  • Annual Prepay – Pay for a full year in advance and get a 10 – 20% discount off the monthly price. This is effectively an annual contract with an incentive attached to it.
  • Month-to-Month with Setup Fee – Instead of a long term commitment, vendors will offer the option of a setup fee that helps recoup some of the customer acquisition and on-boarding costs.
  • Annual Contract with 90-Day Out Clause – While this is still a contract, the customer has the option to leave within the first 90 days of signing, providing more flexibility to ensure it’s the right fit.

Look for more pricing and term flexibility from SaaS 2.0 startups. SMB customers will come to expect it as part of the next generation experience.

What else? What are some more thoughts on software contracts in the age of SaaS 2.0?

Software Contracts and Traditional Business Practices

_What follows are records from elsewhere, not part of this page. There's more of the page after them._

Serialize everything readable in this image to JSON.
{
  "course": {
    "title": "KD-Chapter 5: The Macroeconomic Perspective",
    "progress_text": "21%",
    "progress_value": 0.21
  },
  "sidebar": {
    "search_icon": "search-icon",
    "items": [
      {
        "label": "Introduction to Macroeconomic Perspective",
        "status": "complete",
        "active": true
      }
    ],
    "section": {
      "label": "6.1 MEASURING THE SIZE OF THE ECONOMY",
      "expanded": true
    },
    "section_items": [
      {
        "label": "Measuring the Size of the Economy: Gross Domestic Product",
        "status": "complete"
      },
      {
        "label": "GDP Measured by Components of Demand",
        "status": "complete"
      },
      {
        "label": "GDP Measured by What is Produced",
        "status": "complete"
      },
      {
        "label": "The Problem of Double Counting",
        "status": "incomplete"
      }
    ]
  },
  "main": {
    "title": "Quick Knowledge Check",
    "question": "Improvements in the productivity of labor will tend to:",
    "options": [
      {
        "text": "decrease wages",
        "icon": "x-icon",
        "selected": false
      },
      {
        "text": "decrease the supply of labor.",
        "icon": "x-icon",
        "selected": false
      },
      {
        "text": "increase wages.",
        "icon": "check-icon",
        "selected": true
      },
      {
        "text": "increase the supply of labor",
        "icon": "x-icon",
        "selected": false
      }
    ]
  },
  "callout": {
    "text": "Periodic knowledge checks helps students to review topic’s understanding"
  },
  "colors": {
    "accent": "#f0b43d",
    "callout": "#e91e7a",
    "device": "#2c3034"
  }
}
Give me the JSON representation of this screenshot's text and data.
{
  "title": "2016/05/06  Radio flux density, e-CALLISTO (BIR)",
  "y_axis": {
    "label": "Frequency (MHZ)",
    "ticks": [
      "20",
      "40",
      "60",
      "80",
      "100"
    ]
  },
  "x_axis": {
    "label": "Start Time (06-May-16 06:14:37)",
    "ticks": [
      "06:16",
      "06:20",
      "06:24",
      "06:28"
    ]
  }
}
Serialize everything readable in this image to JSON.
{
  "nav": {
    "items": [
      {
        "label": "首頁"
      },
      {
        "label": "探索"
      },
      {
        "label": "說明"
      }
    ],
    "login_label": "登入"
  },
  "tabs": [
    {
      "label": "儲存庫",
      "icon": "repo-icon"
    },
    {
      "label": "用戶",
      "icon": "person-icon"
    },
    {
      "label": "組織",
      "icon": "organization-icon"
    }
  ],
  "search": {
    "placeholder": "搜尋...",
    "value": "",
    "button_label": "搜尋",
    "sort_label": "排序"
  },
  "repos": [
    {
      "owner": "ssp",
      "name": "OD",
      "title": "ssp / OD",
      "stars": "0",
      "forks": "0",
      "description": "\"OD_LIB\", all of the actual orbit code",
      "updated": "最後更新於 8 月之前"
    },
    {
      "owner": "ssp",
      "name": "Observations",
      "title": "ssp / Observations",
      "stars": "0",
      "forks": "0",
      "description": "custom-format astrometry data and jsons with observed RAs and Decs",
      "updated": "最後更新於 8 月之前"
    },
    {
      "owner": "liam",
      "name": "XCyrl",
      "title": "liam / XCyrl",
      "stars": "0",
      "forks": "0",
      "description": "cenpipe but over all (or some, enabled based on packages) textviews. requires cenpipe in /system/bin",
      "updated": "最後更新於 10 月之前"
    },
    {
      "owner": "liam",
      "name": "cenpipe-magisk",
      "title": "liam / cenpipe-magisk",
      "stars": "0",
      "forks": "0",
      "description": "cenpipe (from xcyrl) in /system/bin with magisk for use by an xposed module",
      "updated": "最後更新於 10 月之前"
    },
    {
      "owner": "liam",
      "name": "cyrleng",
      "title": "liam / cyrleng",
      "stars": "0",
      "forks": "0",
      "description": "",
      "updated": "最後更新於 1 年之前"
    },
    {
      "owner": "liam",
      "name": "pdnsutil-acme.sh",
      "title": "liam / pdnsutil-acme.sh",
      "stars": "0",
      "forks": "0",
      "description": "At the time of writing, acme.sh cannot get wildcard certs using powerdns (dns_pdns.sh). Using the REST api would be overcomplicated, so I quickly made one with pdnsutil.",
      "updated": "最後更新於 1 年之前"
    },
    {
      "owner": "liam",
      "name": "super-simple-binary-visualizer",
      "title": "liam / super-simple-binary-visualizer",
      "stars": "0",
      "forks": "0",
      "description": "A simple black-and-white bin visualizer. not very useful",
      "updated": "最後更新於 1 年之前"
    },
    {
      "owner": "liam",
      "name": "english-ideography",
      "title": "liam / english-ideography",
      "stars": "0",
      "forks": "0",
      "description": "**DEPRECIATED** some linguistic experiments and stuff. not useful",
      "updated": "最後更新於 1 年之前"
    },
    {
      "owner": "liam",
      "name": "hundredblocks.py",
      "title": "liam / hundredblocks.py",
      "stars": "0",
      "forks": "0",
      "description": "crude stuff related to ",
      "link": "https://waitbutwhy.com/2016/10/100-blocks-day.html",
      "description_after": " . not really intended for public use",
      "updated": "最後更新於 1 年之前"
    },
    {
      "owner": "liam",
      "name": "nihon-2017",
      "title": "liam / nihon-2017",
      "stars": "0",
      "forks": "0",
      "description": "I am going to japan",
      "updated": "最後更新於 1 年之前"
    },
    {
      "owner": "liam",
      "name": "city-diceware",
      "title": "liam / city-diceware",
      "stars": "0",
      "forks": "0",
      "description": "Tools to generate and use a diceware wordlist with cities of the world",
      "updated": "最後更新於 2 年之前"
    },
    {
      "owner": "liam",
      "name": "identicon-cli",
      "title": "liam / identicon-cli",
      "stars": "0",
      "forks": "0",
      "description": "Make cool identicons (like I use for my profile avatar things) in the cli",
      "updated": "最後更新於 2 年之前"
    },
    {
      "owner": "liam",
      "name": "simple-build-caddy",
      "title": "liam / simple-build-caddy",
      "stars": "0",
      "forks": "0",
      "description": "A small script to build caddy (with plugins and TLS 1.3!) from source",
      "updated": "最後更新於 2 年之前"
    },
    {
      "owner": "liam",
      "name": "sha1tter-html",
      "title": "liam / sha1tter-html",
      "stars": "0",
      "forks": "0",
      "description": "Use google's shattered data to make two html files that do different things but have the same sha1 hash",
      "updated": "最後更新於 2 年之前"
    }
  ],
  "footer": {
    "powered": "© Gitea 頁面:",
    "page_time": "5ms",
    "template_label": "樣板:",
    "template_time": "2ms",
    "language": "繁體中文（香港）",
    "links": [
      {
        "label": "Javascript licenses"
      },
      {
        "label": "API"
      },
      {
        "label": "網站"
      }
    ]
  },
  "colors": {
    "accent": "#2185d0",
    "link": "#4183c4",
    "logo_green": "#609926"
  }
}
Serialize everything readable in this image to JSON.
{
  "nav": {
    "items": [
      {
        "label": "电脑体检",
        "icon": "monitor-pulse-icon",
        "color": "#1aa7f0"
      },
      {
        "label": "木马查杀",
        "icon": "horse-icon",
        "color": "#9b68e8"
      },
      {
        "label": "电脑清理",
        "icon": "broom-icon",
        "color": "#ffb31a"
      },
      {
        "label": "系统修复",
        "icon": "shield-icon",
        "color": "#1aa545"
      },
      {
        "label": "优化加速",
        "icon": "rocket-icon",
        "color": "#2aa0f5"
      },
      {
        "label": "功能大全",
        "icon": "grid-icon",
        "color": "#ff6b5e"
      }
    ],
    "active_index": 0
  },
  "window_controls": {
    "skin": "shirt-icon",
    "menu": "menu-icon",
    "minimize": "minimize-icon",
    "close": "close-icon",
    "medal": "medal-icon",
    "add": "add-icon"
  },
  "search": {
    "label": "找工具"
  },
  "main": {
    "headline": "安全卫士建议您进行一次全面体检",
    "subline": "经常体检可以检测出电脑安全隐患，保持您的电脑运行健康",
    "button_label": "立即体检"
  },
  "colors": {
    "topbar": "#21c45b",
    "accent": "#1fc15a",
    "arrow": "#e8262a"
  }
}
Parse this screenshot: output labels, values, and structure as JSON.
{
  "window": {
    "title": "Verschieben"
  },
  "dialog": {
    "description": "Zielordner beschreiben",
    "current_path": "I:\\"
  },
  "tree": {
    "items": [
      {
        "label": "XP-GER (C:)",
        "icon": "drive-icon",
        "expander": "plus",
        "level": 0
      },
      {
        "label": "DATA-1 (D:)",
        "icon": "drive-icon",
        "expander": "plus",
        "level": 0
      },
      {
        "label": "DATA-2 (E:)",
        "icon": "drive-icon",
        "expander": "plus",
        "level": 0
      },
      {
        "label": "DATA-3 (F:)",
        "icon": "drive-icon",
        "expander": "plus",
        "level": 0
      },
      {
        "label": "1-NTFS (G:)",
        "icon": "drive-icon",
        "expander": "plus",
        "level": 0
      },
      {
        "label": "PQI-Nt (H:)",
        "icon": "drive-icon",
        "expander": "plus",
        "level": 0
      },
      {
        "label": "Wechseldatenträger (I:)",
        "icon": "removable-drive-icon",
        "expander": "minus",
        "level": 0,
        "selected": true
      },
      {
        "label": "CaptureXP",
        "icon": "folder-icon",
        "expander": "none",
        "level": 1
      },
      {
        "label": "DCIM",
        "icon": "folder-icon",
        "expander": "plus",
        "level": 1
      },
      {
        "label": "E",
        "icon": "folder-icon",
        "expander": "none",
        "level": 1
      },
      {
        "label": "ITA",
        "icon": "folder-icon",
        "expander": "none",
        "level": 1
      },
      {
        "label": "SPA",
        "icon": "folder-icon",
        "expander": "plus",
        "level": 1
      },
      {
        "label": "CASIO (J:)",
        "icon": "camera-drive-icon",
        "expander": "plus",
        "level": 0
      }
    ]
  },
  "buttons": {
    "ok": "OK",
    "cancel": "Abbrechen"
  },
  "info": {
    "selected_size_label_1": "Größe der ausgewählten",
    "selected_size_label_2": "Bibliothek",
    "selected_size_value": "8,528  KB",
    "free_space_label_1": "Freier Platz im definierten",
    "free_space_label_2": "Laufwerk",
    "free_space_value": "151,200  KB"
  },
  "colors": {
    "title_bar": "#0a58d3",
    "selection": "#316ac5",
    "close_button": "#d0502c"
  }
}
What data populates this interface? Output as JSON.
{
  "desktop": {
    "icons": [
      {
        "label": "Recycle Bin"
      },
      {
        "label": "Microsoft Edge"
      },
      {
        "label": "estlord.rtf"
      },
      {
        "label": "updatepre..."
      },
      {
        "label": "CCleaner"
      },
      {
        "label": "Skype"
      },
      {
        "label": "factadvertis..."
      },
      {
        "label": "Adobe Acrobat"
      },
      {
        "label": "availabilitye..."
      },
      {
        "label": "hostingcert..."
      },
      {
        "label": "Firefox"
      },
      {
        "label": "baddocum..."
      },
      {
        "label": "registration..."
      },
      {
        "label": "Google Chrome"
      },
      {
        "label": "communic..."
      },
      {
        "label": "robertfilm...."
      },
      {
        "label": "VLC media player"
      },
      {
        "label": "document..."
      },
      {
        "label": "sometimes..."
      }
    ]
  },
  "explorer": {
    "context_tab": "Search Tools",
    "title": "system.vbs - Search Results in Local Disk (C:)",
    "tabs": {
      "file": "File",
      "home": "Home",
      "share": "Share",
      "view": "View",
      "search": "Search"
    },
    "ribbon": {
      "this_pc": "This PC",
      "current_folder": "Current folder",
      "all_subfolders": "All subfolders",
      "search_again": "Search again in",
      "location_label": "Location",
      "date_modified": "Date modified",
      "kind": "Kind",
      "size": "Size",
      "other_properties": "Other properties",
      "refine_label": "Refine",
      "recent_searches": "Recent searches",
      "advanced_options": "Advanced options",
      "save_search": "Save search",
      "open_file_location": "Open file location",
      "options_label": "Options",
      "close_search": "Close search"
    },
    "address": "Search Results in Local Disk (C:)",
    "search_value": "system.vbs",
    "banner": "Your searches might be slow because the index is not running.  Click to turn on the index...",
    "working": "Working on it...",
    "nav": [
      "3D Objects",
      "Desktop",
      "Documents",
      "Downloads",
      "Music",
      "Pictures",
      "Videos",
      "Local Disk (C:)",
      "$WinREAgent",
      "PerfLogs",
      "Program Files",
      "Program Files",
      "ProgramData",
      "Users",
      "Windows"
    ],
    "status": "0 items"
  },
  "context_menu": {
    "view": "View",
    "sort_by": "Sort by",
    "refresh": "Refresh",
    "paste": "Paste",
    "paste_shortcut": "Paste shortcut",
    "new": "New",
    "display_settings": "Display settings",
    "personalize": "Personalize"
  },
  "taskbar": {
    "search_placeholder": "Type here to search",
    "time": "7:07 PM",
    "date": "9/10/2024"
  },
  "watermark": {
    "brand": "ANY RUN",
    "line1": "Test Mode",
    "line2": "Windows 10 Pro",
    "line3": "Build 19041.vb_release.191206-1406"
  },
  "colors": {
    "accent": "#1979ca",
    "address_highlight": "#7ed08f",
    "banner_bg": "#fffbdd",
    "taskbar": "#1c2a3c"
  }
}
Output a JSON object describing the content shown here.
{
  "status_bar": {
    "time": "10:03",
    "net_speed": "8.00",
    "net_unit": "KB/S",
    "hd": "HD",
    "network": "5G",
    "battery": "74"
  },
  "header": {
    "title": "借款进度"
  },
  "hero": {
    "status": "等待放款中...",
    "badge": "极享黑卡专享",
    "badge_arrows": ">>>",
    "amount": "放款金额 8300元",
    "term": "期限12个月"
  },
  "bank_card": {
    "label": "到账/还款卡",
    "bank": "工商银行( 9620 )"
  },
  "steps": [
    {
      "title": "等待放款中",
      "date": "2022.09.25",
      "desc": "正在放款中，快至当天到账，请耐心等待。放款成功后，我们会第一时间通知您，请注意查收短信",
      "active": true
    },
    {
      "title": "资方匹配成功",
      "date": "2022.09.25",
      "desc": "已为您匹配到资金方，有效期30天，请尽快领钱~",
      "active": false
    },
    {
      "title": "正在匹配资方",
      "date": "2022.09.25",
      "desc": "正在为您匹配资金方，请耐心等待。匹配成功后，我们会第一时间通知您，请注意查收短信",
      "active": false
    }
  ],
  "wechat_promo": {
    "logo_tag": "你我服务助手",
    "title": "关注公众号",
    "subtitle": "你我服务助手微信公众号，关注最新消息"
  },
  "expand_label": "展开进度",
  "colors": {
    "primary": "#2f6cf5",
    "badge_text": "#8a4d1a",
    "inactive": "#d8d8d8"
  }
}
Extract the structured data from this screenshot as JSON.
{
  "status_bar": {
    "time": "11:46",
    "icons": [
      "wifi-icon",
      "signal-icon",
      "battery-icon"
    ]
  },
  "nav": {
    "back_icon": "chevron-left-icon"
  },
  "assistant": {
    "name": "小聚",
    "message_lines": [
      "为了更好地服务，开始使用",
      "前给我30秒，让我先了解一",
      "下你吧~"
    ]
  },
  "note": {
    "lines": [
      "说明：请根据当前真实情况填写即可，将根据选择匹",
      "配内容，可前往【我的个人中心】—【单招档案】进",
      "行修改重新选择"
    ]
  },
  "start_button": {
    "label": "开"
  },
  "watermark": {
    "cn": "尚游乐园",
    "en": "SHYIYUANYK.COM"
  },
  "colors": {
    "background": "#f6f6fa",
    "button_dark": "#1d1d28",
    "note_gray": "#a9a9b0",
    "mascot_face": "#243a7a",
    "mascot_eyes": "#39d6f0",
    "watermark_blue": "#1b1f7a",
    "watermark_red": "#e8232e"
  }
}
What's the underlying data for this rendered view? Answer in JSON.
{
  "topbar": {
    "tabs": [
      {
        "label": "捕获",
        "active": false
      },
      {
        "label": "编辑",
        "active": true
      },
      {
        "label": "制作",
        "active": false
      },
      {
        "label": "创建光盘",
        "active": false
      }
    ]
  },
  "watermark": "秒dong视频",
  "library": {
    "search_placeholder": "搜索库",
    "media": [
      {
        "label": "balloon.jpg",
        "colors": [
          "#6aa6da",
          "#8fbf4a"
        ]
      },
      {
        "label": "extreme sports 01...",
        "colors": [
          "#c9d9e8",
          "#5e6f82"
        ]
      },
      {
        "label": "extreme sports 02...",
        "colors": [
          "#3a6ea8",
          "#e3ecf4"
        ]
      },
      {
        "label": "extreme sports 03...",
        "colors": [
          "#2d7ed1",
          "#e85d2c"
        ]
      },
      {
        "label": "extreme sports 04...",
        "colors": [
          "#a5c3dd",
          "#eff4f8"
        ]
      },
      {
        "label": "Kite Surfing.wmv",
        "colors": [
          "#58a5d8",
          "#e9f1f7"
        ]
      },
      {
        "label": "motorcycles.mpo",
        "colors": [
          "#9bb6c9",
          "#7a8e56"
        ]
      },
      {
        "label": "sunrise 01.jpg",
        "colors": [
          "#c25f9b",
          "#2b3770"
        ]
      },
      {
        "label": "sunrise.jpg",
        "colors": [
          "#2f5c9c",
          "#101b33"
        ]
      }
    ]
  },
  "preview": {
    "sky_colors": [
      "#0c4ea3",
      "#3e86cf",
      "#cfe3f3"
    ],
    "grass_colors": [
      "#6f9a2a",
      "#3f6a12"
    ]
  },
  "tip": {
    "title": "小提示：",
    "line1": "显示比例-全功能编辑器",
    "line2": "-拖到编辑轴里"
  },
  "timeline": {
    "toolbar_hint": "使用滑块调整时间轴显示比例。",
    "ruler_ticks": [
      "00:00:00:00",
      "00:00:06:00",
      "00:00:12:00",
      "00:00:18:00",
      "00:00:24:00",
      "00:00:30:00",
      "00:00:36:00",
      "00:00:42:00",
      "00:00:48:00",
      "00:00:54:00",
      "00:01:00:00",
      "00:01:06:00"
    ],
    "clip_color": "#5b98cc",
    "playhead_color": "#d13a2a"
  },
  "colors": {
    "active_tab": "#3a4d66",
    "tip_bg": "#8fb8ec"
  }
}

As an investor, I like seeing portfolio companies have their customers sign annual (or multi-year!) contracts and get the benefit of cash flow predictability (including prepayment) and customer commitment. In exchange for doing a longer customer contract, the vendor company can invest more in the customer acquisition process, the on-boarding/implementation process, and on-going customer success and support.

As a buyer, I dislike contracts as the needs of the business can change (need to cancel or downgrade — not possible), the vendor can provide poor service or a poor product experience for a period of time and there’s no recourse, and product usage can fluctuate (Slack is famous for only charging for users that actually use the product, not all users in the system). No contracts and more flexibility to adjust spending (specifically, spending less during certain months) is more customer-friendly.

Over time, as more next generation SaaS companies emerge, and there’s more comparable competition in the market, I believe we’re going to see more SMB software vendors not require contracts and have more flexible business practices that better align with how users want to buy. This will be a slow transition but expect it to be mainstream in the next 5 – 10 years.

What else? Do you think SMB vendors requiring annual contracts will be continue to be the norm?

Video of the Week: Jeff Bezos 1997 Interview

For our video of the week, watch the Jeff Bezos 1997 Interview. It’s great to see his passion, share the importance of the long tail of book inventory, and articulate the benefits of online ads over offline ads (proven ROI). Enjoy!

From YouTube:
Published on Dec 22, 2013. This is an interview with Jeff Bezos – the founder of Amazon in 1997. It is very clear that Jeff is already on the right track in 1997 (three years after the introduction of NCSA Mosaic). While his words seem obvious now 15+ years later – in 1997 – he was way ahead of his time. The book “Long Tail” by Chris Anderson was published in 2006 (9 years later).